I found child A’s 100% spelling test in the toilet and a very strange conversation ensued. Who did this?
Who knew about this?
Child B only knew a little.
Why did they do this?
They didn’t. Child B had balanced the test very carefully so that someone else would knock it in. Whoever did it should get in trouble, but they don’t know who that is. When Child B left the test was not in the toilet.
Girl Two is engaged in an “ing,” contest. The idea did not excite me. I envisioned my six year old chained to a chair wailing while I begged her to write down a fourth word ending in ing. Either I misjudged based on visions of a related child, an alien has invaded her body, or her teacher knew something I didn’t about ing words. Girl two has sat enthralled and almost dizzy with excitement writing ing words on three separate occasions. Her biggest worry when we left for skiing on the weekend was that she would miss on times to write more words.
I was invited for Lego worlds expo by my youngest three. The designated explainer gave a long and detailed review of the intricate worlds. I thanked them and stood to leave. The kids laughed. That was just one person’s part, they said. I settled back in and tried to concentrate on all the plots and sub-plots.

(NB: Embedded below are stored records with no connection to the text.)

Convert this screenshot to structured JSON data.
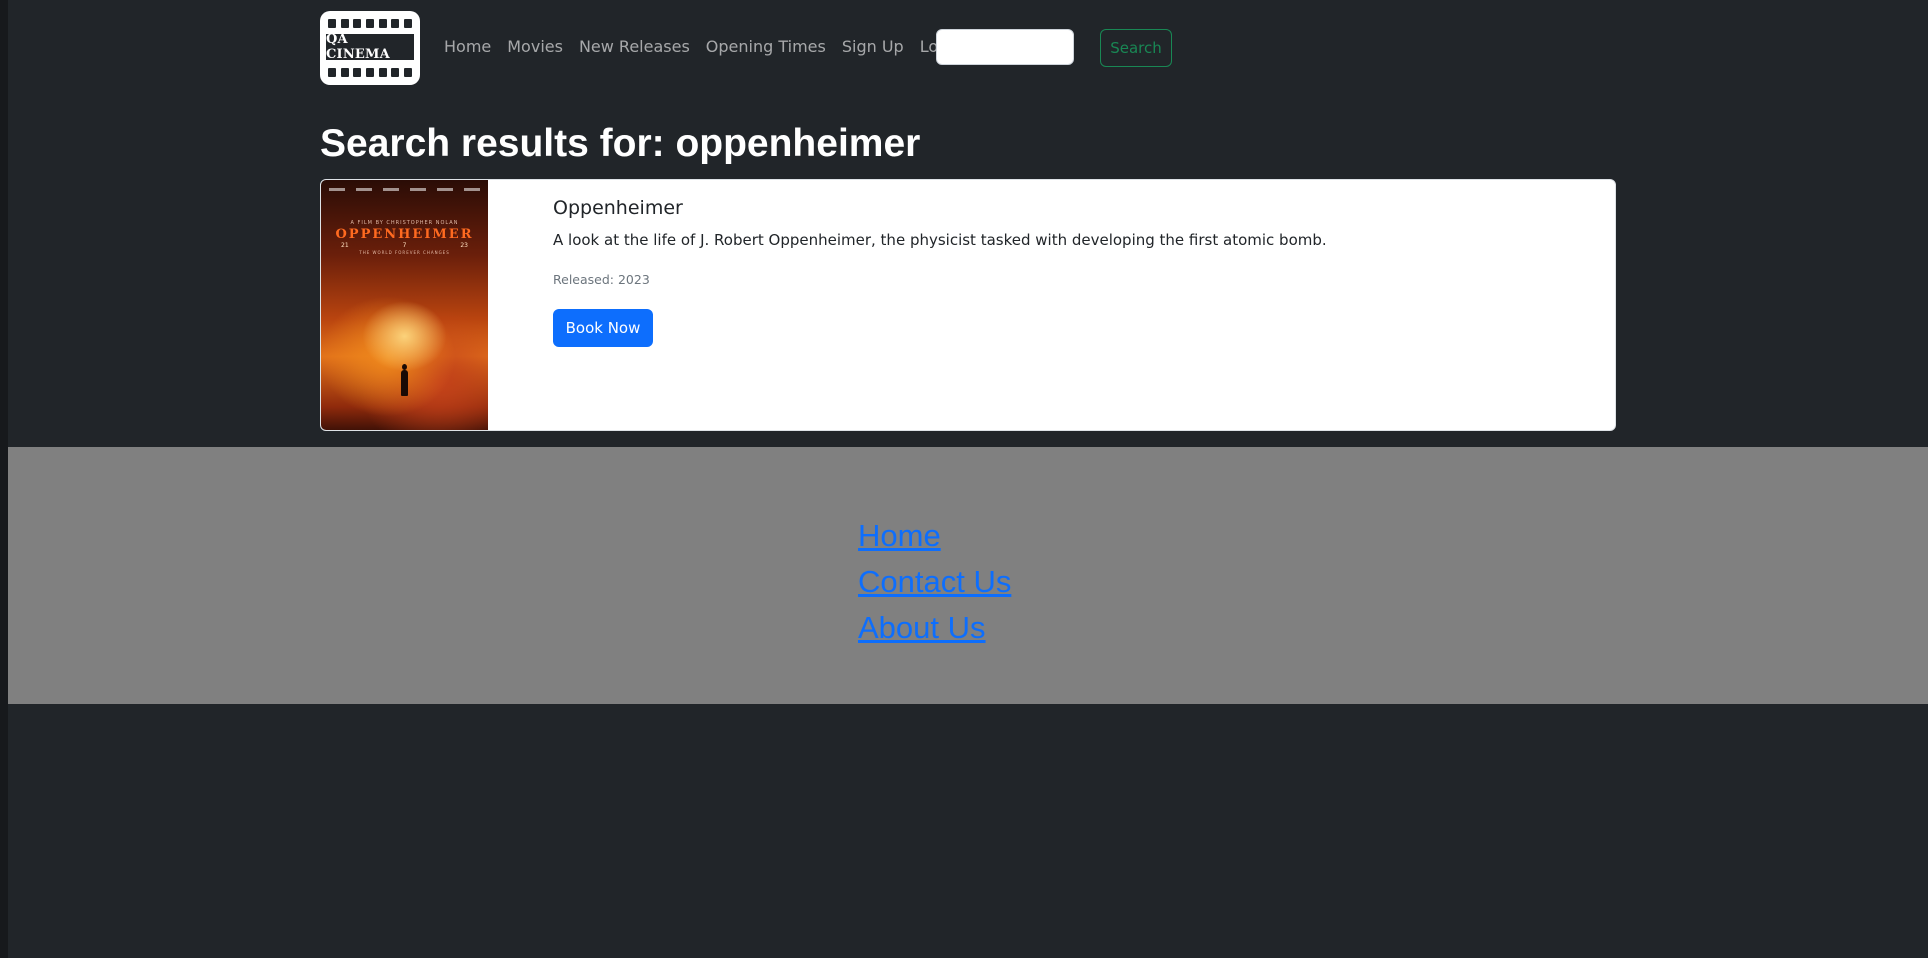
{
  "navbar": {
    "logo_text": "QA CINEMA",
    "links": [
      "Home",
      "Movies",
      "New Releases",
      "Opening Times",
      "Sign Up",
      "Log In"
    ],
    "search": {
      "value": "",
      "button_label": "Search"
    }
  },
  "main": {
    "heading": "Search results for: oppenheimer",
    "results": [
      {
        "title": "Oppenheimer",
        "description": "A look at the life of J. Robert Oppenheimer, the physicist tasked with developing the first atomic bomb.",
        "released": "Released: 2023",
        "button_label": "Book Now",
        "poster": {
          "byline": "A FILM BY CHRISTOPHER NOLAN",
          "title": "OPPENHEIMER",
          "date_left": "21",
          "date_mid": "7",
          "date_right": "23",
          "tagline": "THE WORLD FOREVER CHANGES"
        }
      }
    ]
  },
  "footer": {
    "links": [
      "Home",
      "Contact Us",
      "About Us"
    ]
  },
  "colors": {
    "page_bg": "#212529",
    "footer_bg": "#808080",
    "primary": "#0d6efd",
    "success": "#198754"
  }
}
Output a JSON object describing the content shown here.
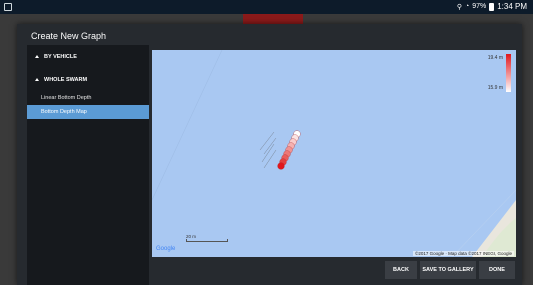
{
  "status_bar": {
    "time": "1:34 PM",
    "battery": "97%"
  },
  "dialog": {
    "title": "Create New Graph",
    "sidebar": {
      "sections": [
        {
          "label": "BY VEHICLE"
        },
        {
          "label": "WHOLE SWARM",
          "items": [
            "Linear Bottom Depth",
            "Bottom Depth Map"
          ],
          "selected": "Bottom Depth Map"
        }
      ]
    },
    "map": {
      "legend": {
        "max_label": "19.4 m",
        "min_label": "15.9 m",
        "colors": [
          "#e0161c",
          "#ffffff"
        ]
      },
      "scale_label": "20 m",
      "google_logo": "Google",
      "credit": "©2017 Google · Map data ©2017 INEGI, Google"
    },
    "buttons": {
      "back": "BACK",
      "save": "SAVE TO GALLERY",
      "done": "DONE"
    }
  }
}
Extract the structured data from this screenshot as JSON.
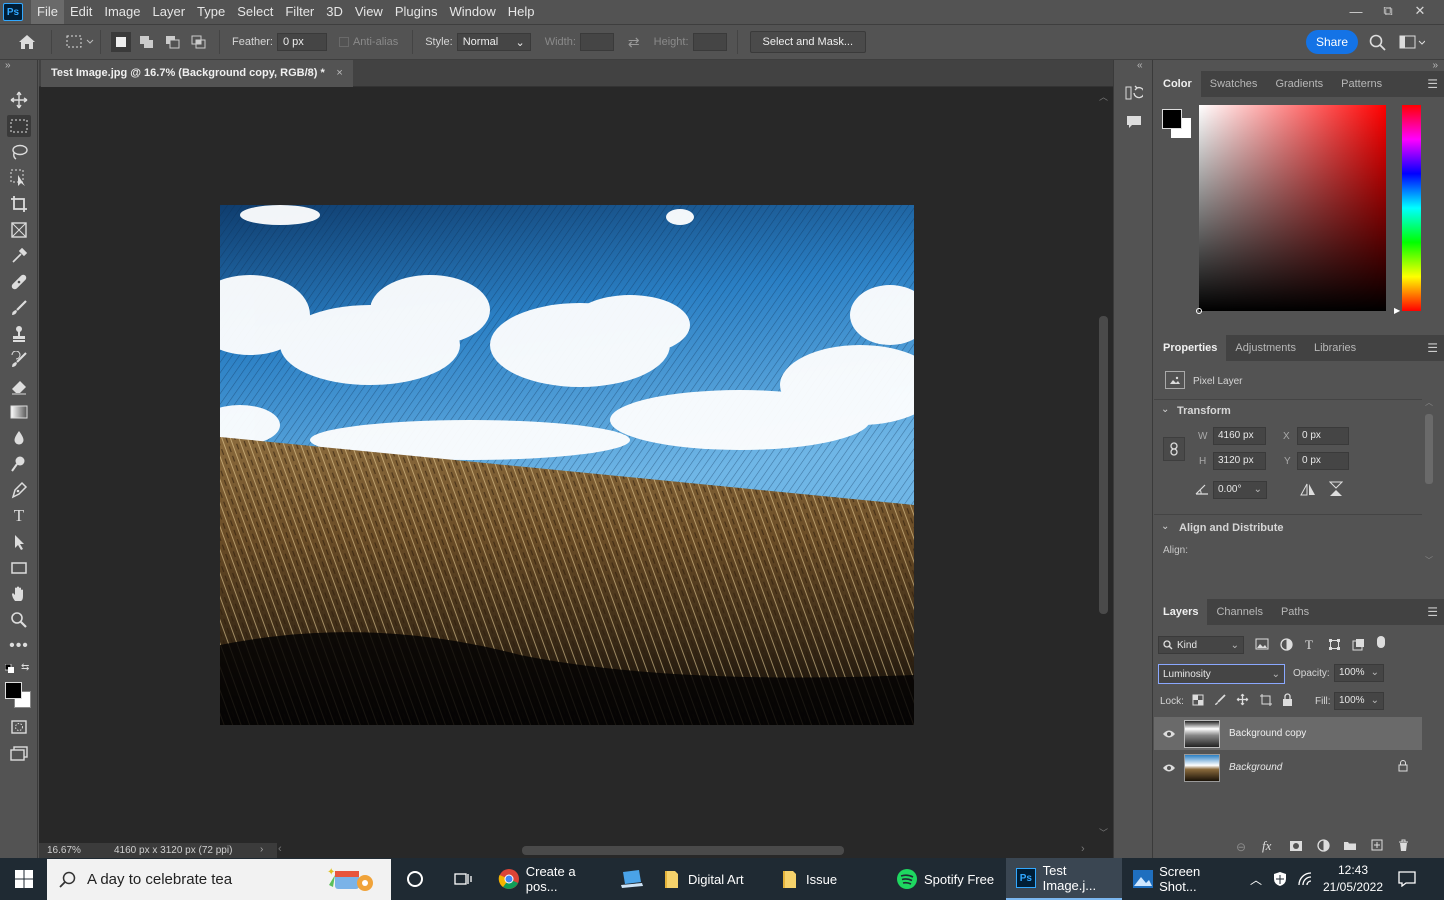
{
  "app": {
    "logo": "Ps"
  },
  "menu": [
    "File",
    "Edit",
    "Image",
    "Layer",
    "Type",
    "Select",
    "Filter",
    "3D",
    "View",
    "Plugins",
    "Window",
    "Help"
  ],
  "window_controls": {
    "minimize": "—",
    "restore": "⧉",
    "close": "✕"
  },
  "options": {
    "feather_label": "Feather:",
    "feather_value": "0 px",
    "antialias_label": "Anti-alias",
    "style_label": "Style:",
    "style_value": "Normal",
    "width_label": "Width:",
    "height_label": "Height:",
    "select_mask": "Select and Mask...",
    "share": "Share"
  },
  "document": {
    "tab_title": "Test Image.jpg @ 16.7% (Background copy, RGB/8) *",
    "zoom": "16.67%",
    "dimensions": "4160 px x 3120 px (72 ppi)"
  },
  "color_panel": {
    "tabs": [
      "Color",
      "Swatches",
      "Gradients",
      "Patterns"
    ],
    "foreground": "#000000",
    "background": "#ffffff"
  },
  "properties_panel": {
    "tabs": [
      "Properties",
      "Adjustments",
      "Libraries"
    ],
    "layer_type": "Pixel Layer",
    "transform_title": "Transform",
    "w_label": "W",
    "w_value": "4160 px",
    "h_label": "H",
    "h_value": "3120 px",
    "x_label": "X",
    "x_value": "0 px",
    "y_label": "Y",
    "y_value": "0 px",
    "angle_value": "0.00°",
    "align_title": "Align and Distribute",
    "align_label": "Align:"
  },
  "layers_panel": {
    "tabs": [
      "Layers",
      "Channels",
      "Paths"
    ],
    "kind_label": "Kind",
    "blend_mode": "Luminosity",
    "opacity_label": "Opacity:",
    "opacity_value": "100%",
    "lock_label": "Lock:",
    "fill_label": "Fill:",
    "fill_value": "100%",
    "layers": [
      {
        "name": "Background copy"
      },
      {
        "name": "Background"
      }
    ]
  },
  "taskbar": {
    "search_placeholder": "A day to celebrate tea",
    "apps": [
      "Create a pos...",
      "Digital Art",
      "Issue",
      "Spotify Free",
      "Test Image.j...",
      "Screen Shot..."
    ],
    "time": "12:43",
    "date": "21/05/2022"
  }
}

I stood again when the third explainer finished.
Thanks a lot for coming, said one.
She can’t go yet, said another. Remember about the test?
The Mom-is-tested-on-retention-of-Lego-villain-names did not seem like it could be fun but I was assured it was the best part. There were at least fifteen villains. There had been no advance warning so that I could sift out name information from discussions of battles, special powers, or castle fortifications. I failed the first time. They laughed if I called Banana, Asparagus, or Skeleton Dude, Donkey. They took turns giving me clues. I took the test a second time and passed. Somehow by the end it really was a lot of fun.
The Optimist is all legs and feet right now. He is happy at school but steps gingerly across the ice of his social world worried it will break with the weight of oddities thrust upon him by his parents. He punishes us with music played loudly on the piano. I stop him when I need to hear myself think, but there are worse ways to lose. My rattled brain remembers myself in another life doing the same thing. He’s on track to become a better musician than me. That makes me happy and keeps me from moving the piano to the garage.
I have in mind to write about pianos but sitting down to do it, I feel myself pulling back. I feel about pianos the way some people feel about God. The thing that’s between us is so personal it hurts. It runs deeper than the realm of something as limited as language.
Listening to me play, you wouldn’t know about us. You’d be sitting there thinking about what my fingers did with the notes. Fine for country churches, fine for a group, not even in the ballpark for a professional musician. But playing for other people was never the point. What connects us isn’t about what I do with a piano, it’s about what the piano has done for me. My throat fills up trying to say it.
I heard my mother practicing a Bach Invention when I was younger. I fell in love. I didn’t care about the piano. I took lessons because I wanted to play that Invention. My beloved, eighty year old Mrs. Murdoch took me there and beyond. A wonderful high school music teacher, Ms. Liszka, let me learn to accompany, giving me a lifetime of ways to be part of music. These two who helped me, without whom I could not have known the piano in the same way, will get their own piece someday. This imperfect piece with the wordless tears is for the piano.
For a lot of high school, I was afraid. There were lots of things to be afraid of.
Play me, it said. And I would open the hymn book and touch those promises until I believed them.
I wanted to dream. About all kinds of things – acting, writing, boys, running a home for kids nobody believed in, happy endings.
Play me, it said. And I would take out sheet music from our choir and play my heart out with, “Somewhere Out There,” and other such.
I was sad. Life was sad. I was young and I didn’t want it that way.
Play me, it said. Weep into me for as long as it takes. So I did.
I was so mad I wanted to smash things. If cars ran on rage, I could have driven to Pluto and back. Ten times.
Oh for heaven’s sake, it said. Do you honestly think there’s not something your fingers can do here that will fit the occasion? When in doubt, play louder, dear. Play softer, and you’ll figure out how much you need to cry.
To worlds gone mad, it gave me chromatic scales played contrary at lightning speed, rhythm perfectly precise.
For my sorrows, my hopes, and my happiness, it spoke to me in the places without words and gently filled them with music.
I don’t know that I ever sit down and play without remembering. When we are alone together, I am home. A thousand thanks, beloved friend of my heart.